An elder statesman and Nigeria’s former Permanent Representative to the United Nations, Maitama Sule, has canvassed revolution in the country in order to return it to the path of development.
He spoke on Tuesday when Shehu Sani, the senator representing Kaduna Central senatorial district, visited him in Kano.
Mr. Sule, 87, said the country was in dire need of leadership, insisting that it would not get sincere leaders unless a bloodless revolution took place.
He explained that the revolution would have to be in form of re-orientation and change of attitude by Nigerians.
“What we need today in Nigeria is leadership, not only Nigeria but also the rest of Africa needs good leadership. We want leadership, not ruler-ship,” he said.
“We want leaders, not rulers; leaders with the fear of God. Leaders will not lie, leader will accept in public what they have accepted in secret, leaders with a vision, not a blurred vision, leaders will look at the lot of common man with the eyes of a patriot, not with the eye of a privilege few.
“We want leaders who believe that…… not those who will want to sit tight and remain there until death do us part like church marriage. We must have such leaders to turn the table…..revive the past glory of Nigeria. In order to have such leaders, we must have a revolution.
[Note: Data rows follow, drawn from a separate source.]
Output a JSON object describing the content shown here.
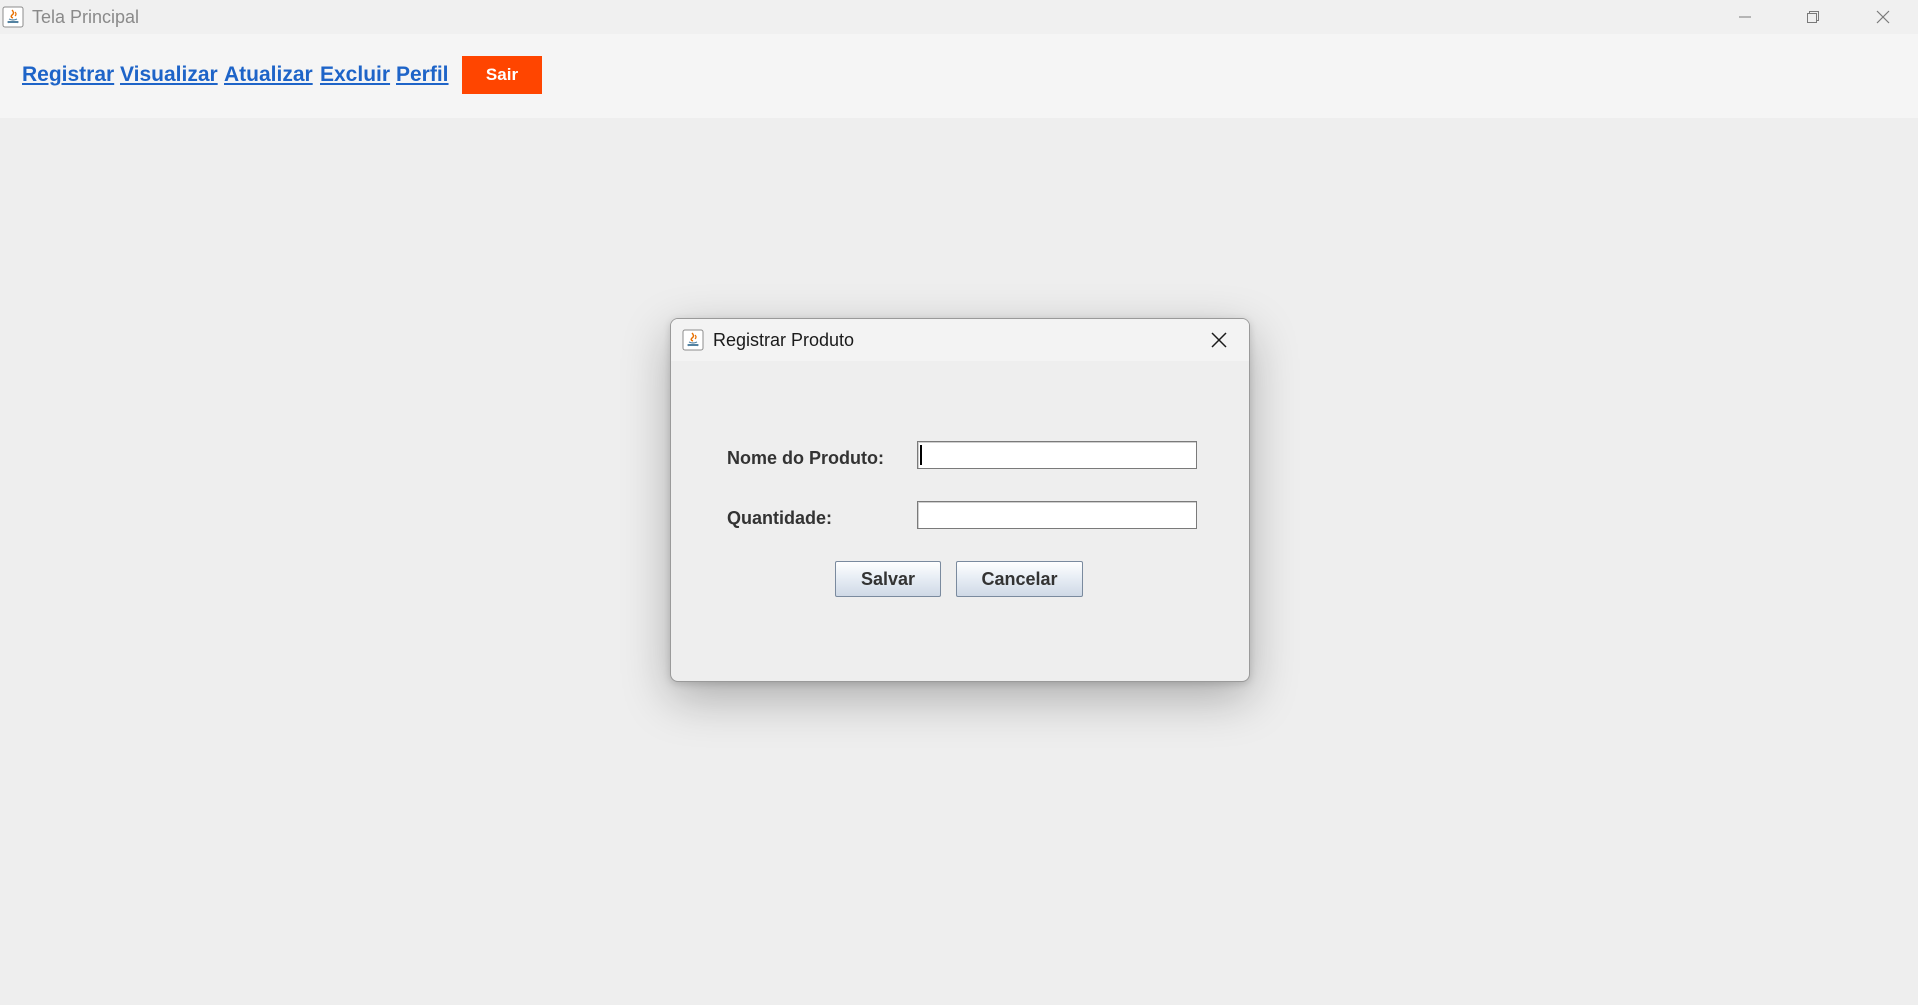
{
  "window": {
    "title": "Tela Principal",
    "controls": {
      "minimize_icon": "minimize-icon",
      "restore_icon": "restore-icon",
      "close_icon": "close-icon"
    }
  },
  "menu": {
    "items": [
      {
        "label": "Registrar"
      },
      {
        "label": "Visualizar"
      },
      {
        "label": "Atualizar"
      },
      {
        "label": "Excluir"
      },
      {
        "label": "Perfil"
      }
    ],
    "exit_label": "Sair",
    "link_color": "#1e64c8",
    "exit_color": "#ff4500"
  },
  "dialog": {
    "title": "Registrar Produto",
    "fields": {
      "nome_label": "Nome do Produto:",
      "nome_value": "",
      "quantidade_label": "Quantidade:",
      "quantidade_value": ""
    },
    "buttons": {
      "save_label": "Salvar",
      "cancel_label": "Cancelar"
    }
  }
}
“I know the word revolution scares you. We must have a revolution. I am not calling for bloody or violent revolution, No. I am not calling for Tse-Tung revolution in China where over 70 million people were killed. I am not calling for the kind of revolution led by Mahatma Ghandi with his philosophy non-violent resistance. I am calling for bloodless, non-violent revolution.
“I am calling for a change of attitude, re-orientation. Who will have to bring about this? You are the answer. You are the panacea to our ills. You are the solution to our problems. You are the vehicles of change. You are the vanguard of this revolution. The future is yours. You shall mark it or mar it. You can make it or mar it.
“If you succumb to the machinations of greedy and irresponsible political leaders, you will inherit a bad future and you will be bad leaders in the future. Make no mistake about this – you are the future leaders, whether anybody likes it or not. You are the change, you are the future; you are the answer.”
Mr. Sule, First Republic minister of mines and power and Second Republic minister of national guidance, a portfolio designed to tackle corruption, warned that the new breed of leaders in Nigeria could not provide effective leadership without the old generation of leaders.
He said, “But let this thing get into your head – you need the elders. As I said earlier, you alone cannot make it, listen to the elders. Seek their advice. In all countries of the world, there is always what they call an invisible government.
“There are some elderly experience people who are not interested in getting any position or money but they are interested in their own country. They want to see their children and their grand children become good leaders, respected leaders. These are the people that sit together and discuss the country and advise the government. In every country in the world they have this. We must have this too.”
The elder statesman noted that throughout history, the most successful organisations were the ones that had the combination of the young and old generation running them.
According to him, “New breed without the old breed will breed greed. Throughout history, you find out that the best or the most successful organisation has this kind of combination – the old and the young. The old cannot do it alone nor can the young. You need a combination of the two to complement each other.
“In the same vein, we have to go into history. The purpose of history is to know the past in order to adjust the present and plan for the future. If you ignore the old breed you are wiping out a whole generation and therefore creating a vacuum. Nature does not want a vacuum. Life is a continuous thing. There must be continuity.”
Mr. Sule recounted that the nation had challenges in the First Republic but that those challenges were overcome because the leaders then were patriotic.
He said, “Because of the importance of history, it is necessary to go into the past. How did we start? What was the First Republic like? Who are our founding fathers? What did they do?
“The First Republic, the only problem that we had was a youthful era. We had problems. But because of the attitude of the founding fathers and leaders, because of their patriotism, we were able to overcome and we remained one. And those founding fathers worked together.”
He asked the country’s leadership to focus attention on the agriculture and education.
The octogenarian lamented that Nigeria was not meeting the requirement of UNESCO, which wants the developing countries to devote 23 per cent of their annual budgets to education.
“Two things are necessary in developing our country – agriculture and education. As I said earlier, if any country can feed itself, more than half of its problems are solved,” Mr. Sule said.
“As regard education, the level of development of a nation is the level of its education. Unfortunately we don’t pay attention to these two. As regard education UNESCO recommended that developing countries should spend about 23 per cent of their budgets in education.
“All the West African countries, both Francophone and Anglophone, are spending much more than Nigeria. We are spending about 6 per cent instead of 23 per cent. And that is why we have been having problem with us. We have to something about this. We have to do something about agriculture.”